In his podcast interview, Vincent says that his advice to someone interested in starting something new is to keep a day job and realize that success won’t come all at once. However, if you love doing it, there’s no reason not to; the love of it is enough even if you don’t “blow up on the Internet”. He shares that nobody knew he was going to become an amigurumi artist, even himself, but it came out of a love that developed for the craft, and he encourages others to pursue things similarly. Then he says my favorite thing in the podcast, that you’re not here to please others: “Your mini universe inside of you is just so big and overwhelming – that’s what you should be trying to satisfy rather than trying to make other people’s mini universe’s happy”.
Where does the name Knot Bad come from? What does it mean to you to be “knot bad”?
Knot Bad has no real significant backstory to it, sad to say! I would just always say, “It’s not bad” with a twist on the dialect that my friends found amusing. When I was trying to come up with the name for my business, it was my first pick, but I doubted myself and thought “there’s no way I could come up with a name so quickly”, so I brainstormed a new name for about 2 months. However, I just kept coming back to it as an option and decided to take the plunge with it! I love the name, people think it’s silly but endearing, and it fits my love for puns, which you will find out about if you read my posts!
You do have a great sense of humor … but you also have a great heart. Can you tell us a bit more about your charity work and why you find it important to give back?
Yes! I have now hosted two charities. I held my first one this past Holiday season of 2016 with my good friend in the community, Jessica Carey of The Hook Nook. We collected handmade beanies and stuffed dolls from all corners of the world and donated them to the children in the oncology unit at the Children’s Hospital in Portland, Oregon. It was dedicated to a little girl who was dear to Jessica who was actually facing cancer at the time – but she is now cancer free! It was an absolute success – we were able to collect 1000 handmade items to donate to the hospital, which was the largest donation they have received at once, ever! To top it off, we even had the pleasure of handing out some items to a few children.
My second charity is that I now donate a portion of proceeds towards Planned Parenthood! I know some people may be cautious about involving controversial issues with business, but with the type of economic climate that we are in, I decided that there’s a side of history I want to be on and I am a loud and proud supporter of women’s rights, especially reproductive rights, so I am trying to do my best to help out in anyway I can! READ MORE ABOUT THIS.

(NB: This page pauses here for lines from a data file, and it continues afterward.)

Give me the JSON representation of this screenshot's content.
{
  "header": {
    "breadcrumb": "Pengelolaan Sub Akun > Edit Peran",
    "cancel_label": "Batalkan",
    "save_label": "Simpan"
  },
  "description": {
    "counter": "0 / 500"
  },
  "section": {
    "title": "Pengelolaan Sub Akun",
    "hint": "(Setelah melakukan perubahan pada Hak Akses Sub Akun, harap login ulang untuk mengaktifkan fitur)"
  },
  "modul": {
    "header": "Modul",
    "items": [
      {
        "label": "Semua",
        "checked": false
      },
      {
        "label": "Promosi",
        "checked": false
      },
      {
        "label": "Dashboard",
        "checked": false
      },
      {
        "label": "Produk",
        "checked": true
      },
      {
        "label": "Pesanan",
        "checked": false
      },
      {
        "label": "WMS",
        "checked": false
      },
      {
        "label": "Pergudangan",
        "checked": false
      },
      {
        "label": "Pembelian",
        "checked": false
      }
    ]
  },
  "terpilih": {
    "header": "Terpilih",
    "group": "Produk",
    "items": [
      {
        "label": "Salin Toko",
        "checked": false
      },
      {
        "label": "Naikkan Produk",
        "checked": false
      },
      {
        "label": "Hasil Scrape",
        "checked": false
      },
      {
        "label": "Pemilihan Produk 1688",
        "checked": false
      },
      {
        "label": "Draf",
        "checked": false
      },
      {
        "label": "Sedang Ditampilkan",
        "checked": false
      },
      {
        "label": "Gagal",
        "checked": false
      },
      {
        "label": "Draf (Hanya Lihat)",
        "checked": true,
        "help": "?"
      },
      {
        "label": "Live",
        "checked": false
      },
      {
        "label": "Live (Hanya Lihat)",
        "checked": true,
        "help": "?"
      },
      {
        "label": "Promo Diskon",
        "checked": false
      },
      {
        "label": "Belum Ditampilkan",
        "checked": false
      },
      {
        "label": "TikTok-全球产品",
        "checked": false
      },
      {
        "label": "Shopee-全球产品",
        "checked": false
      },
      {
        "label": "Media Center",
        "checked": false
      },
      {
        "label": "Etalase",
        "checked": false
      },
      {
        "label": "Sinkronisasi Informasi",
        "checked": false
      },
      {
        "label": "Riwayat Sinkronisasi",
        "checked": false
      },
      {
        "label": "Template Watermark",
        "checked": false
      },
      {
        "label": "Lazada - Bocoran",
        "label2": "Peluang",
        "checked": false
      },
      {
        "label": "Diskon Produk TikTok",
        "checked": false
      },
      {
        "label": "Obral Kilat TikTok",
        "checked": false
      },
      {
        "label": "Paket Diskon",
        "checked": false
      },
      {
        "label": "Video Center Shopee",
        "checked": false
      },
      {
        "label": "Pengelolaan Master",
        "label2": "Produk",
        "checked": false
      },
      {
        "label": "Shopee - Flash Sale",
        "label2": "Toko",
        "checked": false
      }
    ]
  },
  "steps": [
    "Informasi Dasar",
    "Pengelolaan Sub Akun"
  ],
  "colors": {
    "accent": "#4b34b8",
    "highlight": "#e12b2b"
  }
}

In addition to using his skills in crochet to help others, Vincent mentions in the podcsat that crochet has been therapeutic for him as well, offering something to do with his “fidgety hands”.